=== Begin Enclosure ===
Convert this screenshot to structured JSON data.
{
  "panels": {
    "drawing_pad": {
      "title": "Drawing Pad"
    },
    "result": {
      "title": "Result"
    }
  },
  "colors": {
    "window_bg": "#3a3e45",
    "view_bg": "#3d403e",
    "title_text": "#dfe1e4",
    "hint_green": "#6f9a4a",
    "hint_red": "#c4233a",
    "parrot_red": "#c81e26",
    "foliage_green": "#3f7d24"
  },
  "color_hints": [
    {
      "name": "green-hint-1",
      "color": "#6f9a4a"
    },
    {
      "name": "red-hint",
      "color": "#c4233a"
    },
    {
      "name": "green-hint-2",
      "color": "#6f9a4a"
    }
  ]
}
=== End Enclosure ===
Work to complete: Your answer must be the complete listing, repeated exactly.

Task result:
Convert this screenshot to structured JSON data.
{
  "panels": {
    "drawing_pad": {
      "title": "Drawing Pad"
    },
    "result": {
      "title": "Result"
    }
  },
  "colors": {
    "window_bg": "#3a3e45",
    "view_bg": "#3d403e",
    "title_text": "#dfe1e4",
    "hint_green": "#6f9a4a",
    "hint_red": "#c4233a",
    "parrot_red": "#c81e26",
    "foliage_green": "#3f7d24"
  },
  "color_hints": [
    {
      "name": "green-hint-1",
      "color": "#6f9a4a"
    },
    {
      "name": "red-hint",
      "color": "#c4233a"
    },
    {
      "name": "green-hint-2",
      "color": "#6f9a4a"
    }
  ]
}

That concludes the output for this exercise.